» **Task brief**
Reproduce each record below in full, word for word, without images.

BEGIN Input records

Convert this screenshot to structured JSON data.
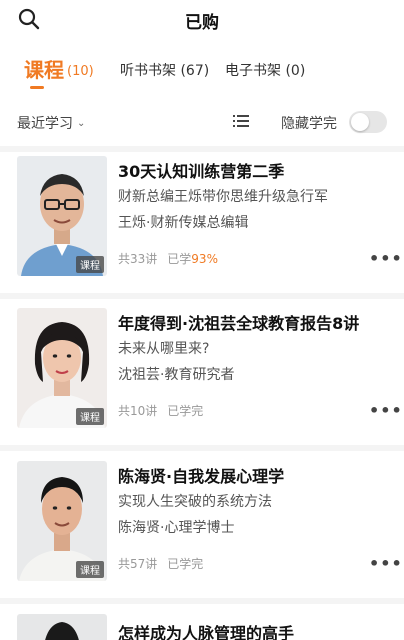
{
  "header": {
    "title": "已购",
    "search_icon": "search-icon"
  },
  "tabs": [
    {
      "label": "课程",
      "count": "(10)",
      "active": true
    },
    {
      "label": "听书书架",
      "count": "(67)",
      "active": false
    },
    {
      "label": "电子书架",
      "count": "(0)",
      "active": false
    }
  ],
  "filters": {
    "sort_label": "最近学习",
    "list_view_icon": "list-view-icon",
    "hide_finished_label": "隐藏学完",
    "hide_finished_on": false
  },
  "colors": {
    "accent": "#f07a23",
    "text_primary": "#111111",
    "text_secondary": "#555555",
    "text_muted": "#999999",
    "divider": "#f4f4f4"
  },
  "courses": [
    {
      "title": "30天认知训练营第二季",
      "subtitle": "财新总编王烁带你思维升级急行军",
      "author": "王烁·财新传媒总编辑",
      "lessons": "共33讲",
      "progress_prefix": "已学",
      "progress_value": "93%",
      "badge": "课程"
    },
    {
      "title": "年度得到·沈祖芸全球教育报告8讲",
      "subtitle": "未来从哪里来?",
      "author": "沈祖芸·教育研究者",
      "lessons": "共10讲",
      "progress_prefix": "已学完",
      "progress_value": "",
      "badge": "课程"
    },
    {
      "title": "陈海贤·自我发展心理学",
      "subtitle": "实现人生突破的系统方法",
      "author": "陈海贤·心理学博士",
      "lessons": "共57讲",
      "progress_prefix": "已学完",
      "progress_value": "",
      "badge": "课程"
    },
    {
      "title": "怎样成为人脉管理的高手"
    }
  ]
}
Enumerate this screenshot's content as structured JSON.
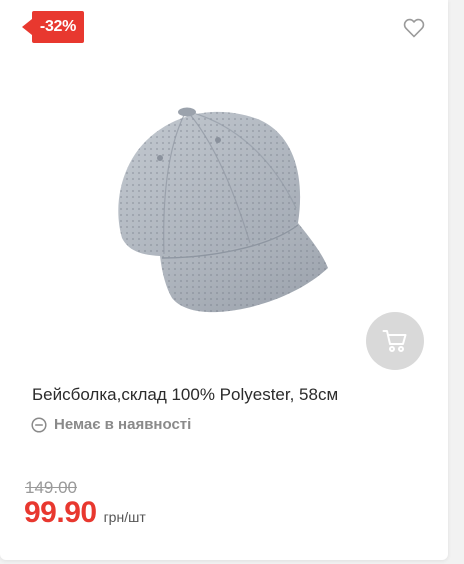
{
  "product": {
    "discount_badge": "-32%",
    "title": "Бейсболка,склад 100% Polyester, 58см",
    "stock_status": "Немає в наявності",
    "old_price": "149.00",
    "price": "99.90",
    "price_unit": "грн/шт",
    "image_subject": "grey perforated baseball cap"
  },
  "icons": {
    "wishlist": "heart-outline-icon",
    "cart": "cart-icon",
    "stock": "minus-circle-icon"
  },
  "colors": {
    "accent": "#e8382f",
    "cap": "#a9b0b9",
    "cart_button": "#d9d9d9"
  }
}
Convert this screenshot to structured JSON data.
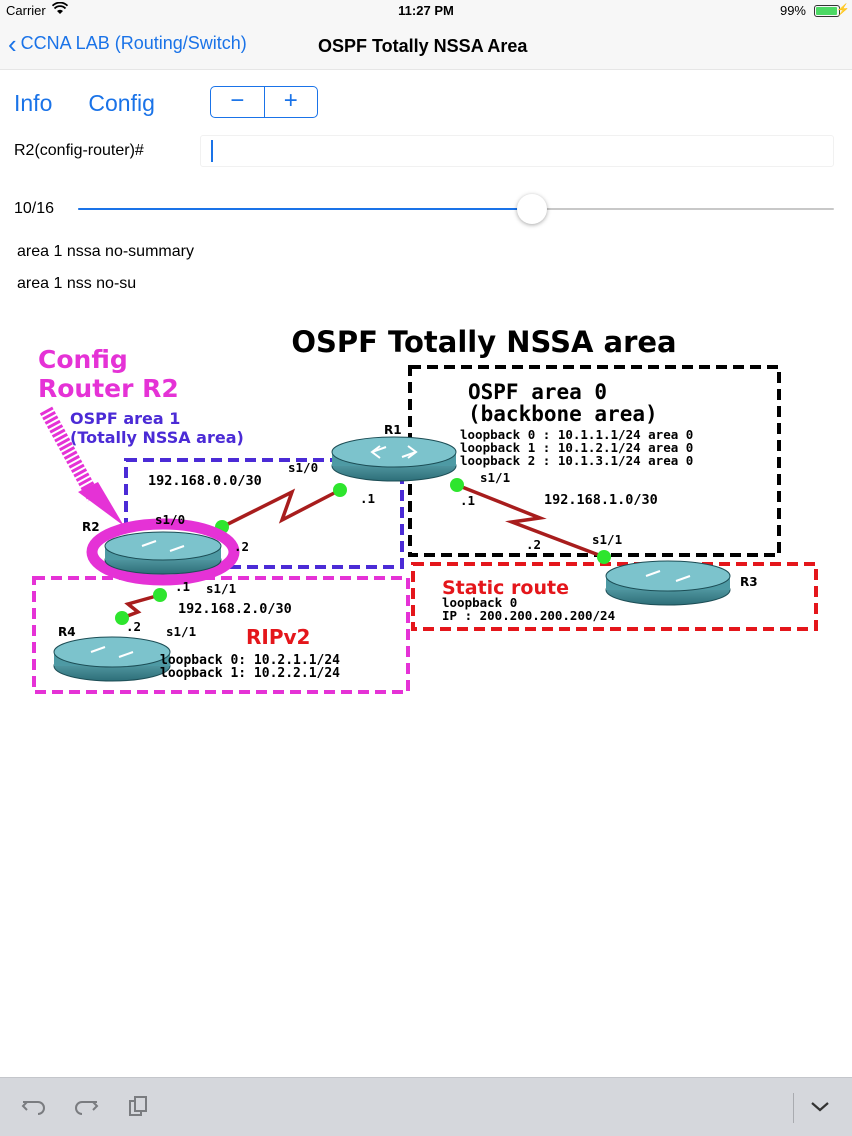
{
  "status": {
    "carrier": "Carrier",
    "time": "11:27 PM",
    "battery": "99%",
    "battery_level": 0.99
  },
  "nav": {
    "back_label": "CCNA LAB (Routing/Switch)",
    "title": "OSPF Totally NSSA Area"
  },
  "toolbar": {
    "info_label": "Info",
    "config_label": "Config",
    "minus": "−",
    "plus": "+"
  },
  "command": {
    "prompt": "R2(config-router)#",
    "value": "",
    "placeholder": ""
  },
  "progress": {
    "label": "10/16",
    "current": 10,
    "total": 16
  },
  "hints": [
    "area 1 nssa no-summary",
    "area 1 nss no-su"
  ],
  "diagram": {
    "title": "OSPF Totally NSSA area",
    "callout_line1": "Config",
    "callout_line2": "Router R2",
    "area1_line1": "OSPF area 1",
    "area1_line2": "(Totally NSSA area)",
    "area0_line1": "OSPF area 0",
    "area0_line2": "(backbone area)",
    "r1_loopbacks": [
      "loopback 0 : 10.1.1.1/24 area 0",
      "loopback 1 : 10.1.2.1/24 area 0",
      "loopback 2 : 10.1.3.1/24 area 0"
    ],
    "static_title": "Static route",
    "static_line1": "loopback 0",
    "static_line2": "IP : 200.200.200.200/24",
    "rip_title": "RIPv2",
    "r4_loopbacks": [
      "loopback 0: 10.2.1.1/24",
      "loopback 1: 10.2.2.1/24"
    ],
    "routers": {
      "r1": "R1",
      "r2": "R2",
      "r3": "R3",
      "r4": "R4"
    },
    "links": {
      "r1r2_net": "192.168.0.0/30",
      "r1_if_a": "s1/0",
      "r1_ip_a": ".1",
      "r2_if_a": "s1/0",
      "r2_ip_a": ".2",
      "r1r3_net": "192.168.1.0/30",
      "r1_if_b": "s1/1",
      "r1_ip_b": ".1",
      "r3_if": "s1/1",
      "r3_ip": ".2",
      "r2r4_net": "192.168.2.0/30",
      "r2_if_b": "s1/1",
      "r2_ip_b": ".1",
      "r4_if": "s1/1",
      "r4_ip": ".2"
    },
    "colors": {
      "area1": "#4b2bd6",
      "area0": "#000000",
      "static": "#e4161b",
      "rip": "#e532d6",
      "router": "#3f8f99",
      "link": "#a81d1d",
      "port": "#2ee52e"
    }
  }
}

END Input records

» **The answer**
Convert this screenshot to structured JSON data.
{
  "header": {
    "title": "已购",
    "search_icon": "search-icon"
  },
  "tabs": [
    {
      "label": "课程",
      "count": "(10)",
      "active": true
    },
    {
      "label": "听书书架",
      "count": "(67)",
      "active": false
    },
    {
      "label": "电子书架",
      "count": "(0)",
      "active": false
    }
  ],
  "filters": {
    "sort_label": "最近学习",
    "list_view_icon": "list-view-icon",
    "hide_finished_label": "隐藏学完",
    "hide_finished_on": false
  },
  "colors": {
    "accent": "#f07a23",
    "text_primary": "#111111",
    "text_secondary": "#555555",
    "text_muted": "#999999",
    "divider": "#f4f4f4"
  },
  "courses": [
    {
      "title": "30天认知训练营第二季",
      "subtitle": "财新总编王烁带你思维升级急行军",
      "author": "王烁·财新传媒总编辑",
      "lessons": "共33讲",
      "progress_prefix": "已学",
      "progress_value": "93%",
      "badge": "课程"
    },
    {
      "title": "年度得到·沈祖芸全球教育报告8讲",
      "subtitle": "未来从哪里来?",
      "author": "沈祖芸·教育研究者",
      "lessons": "共10讲",
      "progress_prefix": "已学完",
      "progress_value": "",
      "badge": "课程"
    },
    {
      "title": "陈海贤·自我发展心理学",
      "subtitle": "实现人生突破的系统方法",
      "author": "陈海贤·心理学博士",
      "lessons": "共57讲",
      "progress_prefix": "已学完",
      "progress_value": "",
      "badge": "课程"
    },
    {
      "title": "怎样成为人脉管理的高手"
    }
  ]
}
Enumerate this screenshot's content as structured JSON.
{
  "product": {
    "discount_badge": "-32%",
    "title": "Бейсболка,склад 100% Polyester, 58см",
    "stock_status": "Немає в наявності",
    "old_price": "149.00",
    "price": "99.90",
    "price_unit": "грн/шт",
    "image_subject": "grey perforated baseball cap"
  },
  "icons": {
    "wishlist": "heart-outline-icon",
    "cart": "cart-icon",
    "stock": "minus-circle-icon"
  },
  "colors": {
    "accent": "#e8382f",
    "cap": "#a9b0b9",
    "cart_button": "#d9d9d9"
  }
}
Convert this screenshot to structured JSON data.
{
  "status": {
    "carrier": "Carrier",
    "time": "11:27 PM",
    "battery": "99%",
    "battery_level": 0.99
  },
  "nav": {
    "back_label": "CCNA LAB (Routing/Switch)",
    "title": "OSPF Totally NSSA Area"
  },
  "toolbar": {
    "info_label": "Info",
    "config_label": "Config",
    "minus": "−",
    "plus": "+"
  },
  "command": {
    "prompt": "R2(config-router)#",
    "value": "",
    "placeholder": ""
  },
  "progress": {
    "label": "10/16",
    "current": 10,
    "total": 16
  },
  "hints": [
    "area 1 nssa no-summary",
    "area 1 nss no-su"
  ],
  "diagram": {
    "title": "OSPF Totally NSSA area",
    "callout_line1": "Config",
    "callout_line2": "Router R2",
    "area1_line1": "OSPF area 1",
    "area1_line2": "(Totally NSSA area)",
    "area0_line1": "OSPF area 0",
    "area0_line2": "(backbone area)",
    "r1_loopbacks": [
      "loopback 0 : 10.1.1.1/24 area 0",
      "loopback 1 : 10.1.2.1/24 area 0",
      "loopback 2 : 10.1.3.1/24 area 0"
    ],
    "static_title": "Static route",
    "static_line1": "loopback 0",
    "static_line2": "IP : 200.200.200.200/24",
    "rip_title": "RIPv2",
    "r4_loopbacks": [
      "loopback 0: 10.2.1.1/24",
      "loopback 1: 10.2.2.1/24"
    ],
    "routers": {
      "r1": "R1",
      "r2": "R2",
      "r3": "R3",
      "r4": "R4"
    },
    "links": {
      "r1r2_net": "192.168.0.0/30",
      "r1_if_a": "s1/0",
      "r1_ip_a": ".1",
      "r2_if_a": "s1/0",
      "r2_ip_a": ".2",
      "r1r3_net": "192.168.1.0/30",
      "r1_if_b": "s1/1",
      "r1_ip_b": ".1",
      "r3_if": "s1/1",
      "r3_ip": ".2",
      "r2r4_net": "192.168.2.0/30",
      "r2_if_b": "s1/1",
      "r2_ip_b": ".1",
      "r4_if": "s1/1",
      "r4_ip": ".2"
    },
    "colors": {
      "area1": "#4b2bd6",
      "area0": "#000000",
      "static": "#e4161b",
      "rip": "#e532d6",
      "router": "#3f8f99",
      "link": "#a81d1d",
      "port": "#2ee52e"
    }
  }
}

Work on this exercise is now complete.